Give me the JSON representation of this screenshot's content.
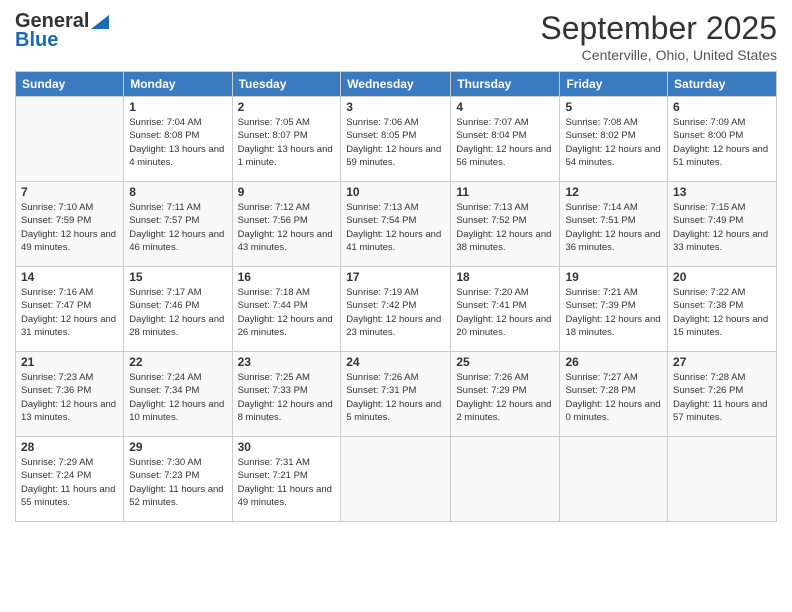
{
  "header": {
    "logo_general": "General",
    "logo_blue": "Blue",
    "month_title": "September 2025",
    "subtitle": "Centerville, Ohio, United States"
  },
  "days": [
    "Sunday",
    "Monday",
    "Tuesday",
    "Wednesday",
    "Thursday",
    "Friday",
    "Saturday"
  ],
  "weeks": [
    [
      {
        "date": "",
        "sunrise": "",
        "sunset": "",
        "daylight": ""
      },
      {
        "date": "1",
        "sunrise": "Sunrise: 7:04 AM",
        "sunset": "Sunset: 8:08 PM",
        "daylight": "Daylight: 13 hours and 4 minutes."
      },
      {
        "date": "2",
        "sunrise": "Sunrise: 7:05 AM",
        "sunset": "Sunset: 8:07 PM",
        "daylight": "Daylight: 13 hours and 1 minute."
      },
      {
        "date": "3",
        "sunrise": "Sunrise: 7:06 AM",
        "sunset": "Sunset: 8:05 PM",
        "daylight": "Daylight: 12 hours and 59 minutes."
      },
      {
        "date": "4",
        "sunrise": "Sunrise: 7:07 AM",
        "sunset": "Sunset: 8:04 PM",
        "daylight": "Daylight: 12 hours and 56 minutes."
      },
      {
        "date": "5",
        "sunrise": "Sunrise: 7:08 AM",
        "sunset": "Sunset: 8:02 PM",
        "daylight": "Daylight: 12 hours and 54 minutes."
      },
      {
        "date": "6",
        "sunrise": "Sunrise: 7:09 AM",
        "sunset": "Sunset: 8:00 PM",
        "daylight": "Daylight: 12 hours and 51 minutes."
      }
    ],
    [
      {
        "date": "7",
        "sunrise": "Sunrise: 7:10 AM",
        "sunset": "Sunset: 7:59 PM",
        "daylight": "Daylight: 12 hours and 49 minutes."
      },
      {
        "date": "8",
        "sunrise": "Sunrise: 7:11 AM",
        "sunset": "Sunset: 7:57 PM",
        "daylight": "Daylight: 12 hours and 46 minutes."
      },
      {
        "date": "9",
        "sunrise": "Sunrise: 7:12 AM",
        "sunset": "Sunset: 7:56 PM",
        "daylight": "Daylight: 12 hours and 43 minutes."
      },
      {
        "date": "10",
        "sunrise": "Sunrise: 7:13 AM",
        "sunset": "Sunset: 7:54 PM",
        "daylight": "Daylight: 12 hours and 41 minutes."
      },
      {
        "date": "11",
        "sunrise": "Sunrise: 7:13 AM",
        "sunset": "Sunset: 7:52 PM",
        "daylight": "Daylight: 12 hours and 38 minutes."
      },
      {
        "date": "12",
        "sunrise": "Sunrise: 7:14 AM",
        "sunset": "Sunset: 7:51 PM",
        "daylight": "Daylight: 12 hours and 36 minutes."
      },
      {
        "date": "13",
        "sunrise": "Sunrise: 7:15 AM",
        "sunset": "Sunset: 7:49 PM",
        "daylight": "Daylight: 12 hours and 33 minutes."
      }
    ],
    [
      {
        "date": "14",
        "sunrise": "Sunrise: 7:16 AM",
        "sunset": "Sunset: 7:47 PM",
        "daylight": "Daylight: 12 hours and 31 minutes."
      },
      {
        "date": "15",
        "sunrise": "Sunrise: 7:17 AM",
        "sunset": "Sunset: 7:46 PM",
        "daylight": "Daylight: 12 hours and 28 minutes."
      },
      {
        "date": "16",
        "sunrise": "Sunrise: 7:18 AM",
        "sunset": "Sunset: 7:44 PM",
        "daylight": "Daylight: 12 hours and 26 minutes."
      },
      {
        "date": "17",
        "sunrise": "Sunrise: 7:19 AM",
        "sunset": "Sunset: 7:42 PM",
        "daylight": "Daylight: 12 hours and 23 minutes."
      },
      {
        "date": "18",
        "sunrise": "Sunrise: 7:20 AM",
        "sunset": "Sunset: 7:41 PM",
        "daylight": "Daylight: 12 hours and 20 minutes."
      },
      {
        "date": "19",
        "sunrise": "Sunrise: 7:21 AM",
        "sunset": "Sunset: 7:39 PM",
        "daylight": "Daylight: 12 hours and 18 minutes."
      },
      {
        "date": "20",
        "sunrise": "Sunrise: 7:22 AM",
        "sunset": "Sunset: 7:38 PM",
        "daylight": "Daylight: 12 hours and 15 minutes."
      }
    ],
    [
      {
        "date": "21",
        "sunrise": "Sunrise: 7:23 AM",
        "sunset": "Sunset: 7:36 PM",
        "daylight": "Daylight: 12 hours and 13 minutes."
      },
      {
        "date": "22",
        "sunrise": "Sunrise: 7:24 AM",
        "sunset": "Sunset: 7:34 PM",
        "daylight": "Daylight: 12 hours and 10 minutes."
      },
      {
        "date": "23",
        "sunrise": "Sunrise: 7:25 AM",
        "sunset": "Sunset: 7:33 PM",
        "daylight": "Daylight: 12 hours and 8 minutes."
      },
      {
        "date": "24",
        "sunrise": "Sunrise: 7:26 AM",
        "sunset": "Sunset: 7:31 PM",
        "daylight": "Daylight: 12 hours and 5 minutes."
      },
      {
        "date": "25",
        "sunrise": "Sunrise: 7:26 AM",
        "sunset": "Sunset: 7:29 PM",
        "daylight": "Daylight: 12 hours and 2 minutes."
      },
      {
        "date": "26",
        "sunrise": "Sunrise: 7:27 AM",
        "sunset": "Sunset: 7:28 PM",
        "daylight": "Daylight: 12 hours and 0 minutes."
      },
      {
        "date": "27",
        "sunrise": "Sunrise: 7:28 AM",
        "sunset": "Sunset: 7:26 PM",
        "daylight": "Daylight: 11 hours and 57 minutes."
      }
    ],
    [
      {
        "date": "28",
        "sunrise": "Sunrise: 7:29 AM",
        "sunset": "Sunset: 7:24 PM",
        "daylight": "Daylight: 11 hours and 55 minutes."
      },
      {
        "date": "29",
        "sunrise": "Sunrise: 7:30 AM",
        "sunset": "Sunset: 7:23 PM",
        "daylight": "Daylight: 11 hours and 52 minutes."
      },
      {
        "date": "30",
        "sunrise": "Sunrise: 7:31 AM",
        "sunset": "Sunset: 7:21 PM",
        "daylight": "Daylight: 11 hours and 49 minutes."
      },
      {
        "date": "",
        "sunrise": "",
        "sunset": "",
        "daylight": ""
      },
      {
        "date": "",
        "sunrise": "",
        "sunset": "",
        "daylight": ""
      },
      {
        "date": "",
        "sunrise": "",
        "sunset": "",
        "daylight": ""
      },
      {
        "date": "",
        "sunrise": "",
        "sunset": "",
        "daylight": ""
      }
    ]
  ]
}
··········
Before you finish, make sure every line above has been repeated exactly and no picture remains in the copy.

Give me the JSON representation of this screenshot's content.
{
  "header": {
    "logo_general": "General",
    "logo_blue": "Blue",
    "month_title": "September 2025",
    "subtitle": "Centerville, Ohio, United States"
  },
  "days": [
    "Sunday",
    "Monday",
    "Tuesday",
    "Wednesday",
    "Thursday",
    "Friday",
    "Saturday"
  ],
  "weeks": [
    [
      {
        "date": "",
        "sunrise": "",
        "sunset": "",
        "daylight": ""
      },
      {
        "date": "1",
        "sunrise": "Sunrise: 7:04 AM",
        "sunset": "Sunset: 8:08 PM",
        "daylight": "Daylight: 13 hours and 4 minutes."
      },
      {
        "date": "2",
        "sunrise": "Sunrise: 7:05 AM",
        "sunset": "Sunset: 8:07 PM",
        "daylight": "Daylight: 13 hours and 1 minute."
      },
      {
        "date": "3",
        "sunrise": "Sunrise: 7:06 AM",
        "sunset": "Sunset: 8:05 PM",
        "daylight": "Daylight: 12 hours and 59 minutes."
      },
      {
        "date": "4",
        "sunrise": "Sunrise: 7:07 AM",
        "sunset": "Sunset: 8:04 PM",
        "daylight": "Daylight: 12 hours and 56 minutes."
      },
      {
        "date": "5",
        "sunrise": "Sunrise: 7:08 AM",
        "sunset": "Sunset: 8:02 PM",
        "daylight": "Daylight: 12 hours and 54 minutes."
      },
      {
        "date": "6",
        "sunrise": "Sunrise: 7:09 AM",
        "sunset": "Sunset: 8:00 PM",
        "daylight": "Daylight: 12 hours and 51 minutes."
      }
    ],
    [
      {
        "date": "7",
        "sunrise": "Sunrise: 7:10 AM",
        "sunset": "Sunset: 7:59 PM",
        "daylight": "Daylight: 12 hours and 49 minutes."
      },
      {
        "date": "8",
        "sunrise": "Sunrise: 7:11 AM",
        "sunset": "Sunset: 7:57 PM",
        "daylight": "Daylight: 12 hours and 46 minutes."
      },
      {
        "date": "9",
        "sunrise": "Sunrise: 7:12 AM",
        "sunset": "Sunset: 7:56 PM",
        "daylight": "Daylight: 12 hours and 43 minutes."
      },
      {
        "date": "10",
        "sunrise": "Sunrise: 7:13 AM",
        "sunset": "Sunset: 7:54 PM",
        "daylight": "Daylight: 12 hours and 41 minutes."
      },
      {
        "date": "11",
        "sunrise": "Sunrise: 7:13 AM",
        "sunset": "Sunset: 7:52 PM",
        "daylight": "Daylight: 12 hours and 38 minutes."
      },
      {
        "date": "12",
        "sunrise": "Sunrise: 7:14 AM",
        "sunset": "Sunset: 7:51 PM",
        "daylight": "Daylight: 12 hours and 36 minutes."
      },
      {
        "date": "13",
        "sunrise": "Sunrise: 7:15 AM",
        "sunset": "Sunset: 7:49 PM",
        "daylight": "Daylight: 12 hours and 33 minutes."
      }
    ],
    [
      {
        "date": "14",
        "sunrise": "Sunrise: 7:16 AM",
        "sunset": "Sunset: 7:47 PM",
        "daylight": "Daylight: 12 hours and 31 minutes."
      },
      {
        "date": "15",
        "sunrise": "Sunrise: 7:17 AM",
        "sunset": "Sunset: 7:46 PM",
        "daylight": "Daylight: 12 hours and 28 minutes."
      },
      {
        "date": "16",
        "sunrise": "Sunrise: 7:18 AM",
        "sunset": "Sunset: 7:44 PM",
        "daylight": "Daylight: 12 hours and 26 minutes."
      },
      {
        "date": "17",
        "sunrise": "Sunrise: 7:19 AM",
        "sunset": "Sunset: 7:42 PM",
        "daylight": "Daylight: 12 hours and 23 minutes."
      },
      {
        "date": "18",
        "sunrise": "Sunrise: 7:20 AM",
        "sunset": "Sunset: 7:41 PM",
        "daylight": "Daylight: 12 hours and 20 minutes."
      },
      {
        "date": "19",
        "sunrise": "Sunrise: 7:21 AM",
        "sunset": "Sunset: 7:39 PM",
        "daylight": "Daylight: 12 hours and 18 minutes."
      },
      {
        "date": "20",
        "sunrise": "Sunrise: 7:22 AM",
        "sunset": "Sunset: 7:38 PM",
        "daylight": "Daylight: 12 hours and 15 minutes."
      }
    ],
    [
      {
        "date": "21",
        "sunrise": "Sunrise: 7:23 AM",
        "sunset": "Sunset: 7:36 PM",
        "daylight": "Daylight: 12 hours and 13 minutes."
      },
      {
        "date": "22",
        "sunrise": "Sunrise: 7:24 AM",
        "sunset": "Sunset: 7:34 PM",
        "daylight": "Daylight: 12 hours and 10 minutes."
      },
      {
        "date": "23",
        "sunrise": "Sunrise: 7:25 AM",
        "sunset": "Sunset: 7:33 PM",
        "daylight": "Daylight: 12 hours and 8 minutes."
      },
      {
        "date": "24",
        "sunrise": "Sunrise: 7:26 AM",
        "sunset": "Sunset: 7:31 PM",
        "daylight": "Daylight: 12 hours and 5 minutes."
      },
      {
        "date": "25",
        "sunrise": "Sunrise: 7:26 AM",
        "sunset": "Sunset: 7:29 PM",
        "daylight": "Daylight: 12 hours and 2 minutes."
      },
      {
        "date": "26",
        "sunrise": "Sunrise: 7:27 AM",
        "sunset": "Sunset: 7:28 PM",
        "daylight": "Daylight: 12 hours and 0 minutes."
      },
      {
        "date": "27",
        "sunrise": "Sunrise: 7:28 AM",
        "sunset": "Sunset: 7:26 PM",
        "daylight": "Daylight: 11 hours and 57 minutes."
      }
    ],
    [
      {
        "date": "28",
        "sunrise": "Sunrise: 7:29 AM",
        "sunset": "Sunset: 7:24 PM",
        "daylight": "Daylight: 11 hours and 55 minutes."
      },
      {
        "date": "29",
        "sunrise": "Sunrise: 7:30 AM",
        "sunset": "Sunset: 7:23 PM",
        "daylight": "Daylight: 11 hours and 52 minutes."
      },
      {
        "date": "30",
        "sunrise": "Sunrise: 7:31 AM",
        "sunset": "Sunset: 7:21 PM",
        "daylight": "Daylight: 11 hours and 49 minutes."
      },
      {
        "date": "",
        "sunrise": "",
        "sunset": "",
        "daylight": ""
      },
      {
        "date": "",
        "sunrise": "",
        "sunset": "",
        "daylight": ""
      },
      {
        "date": "",
        "sunrise": "",
        "sunset": "",
        "daylight": ""
      },
      {
        "date": "",
        "sunrise": "",
        "sunset": "",
        "daylight": ""
      }
    ]
  ]
}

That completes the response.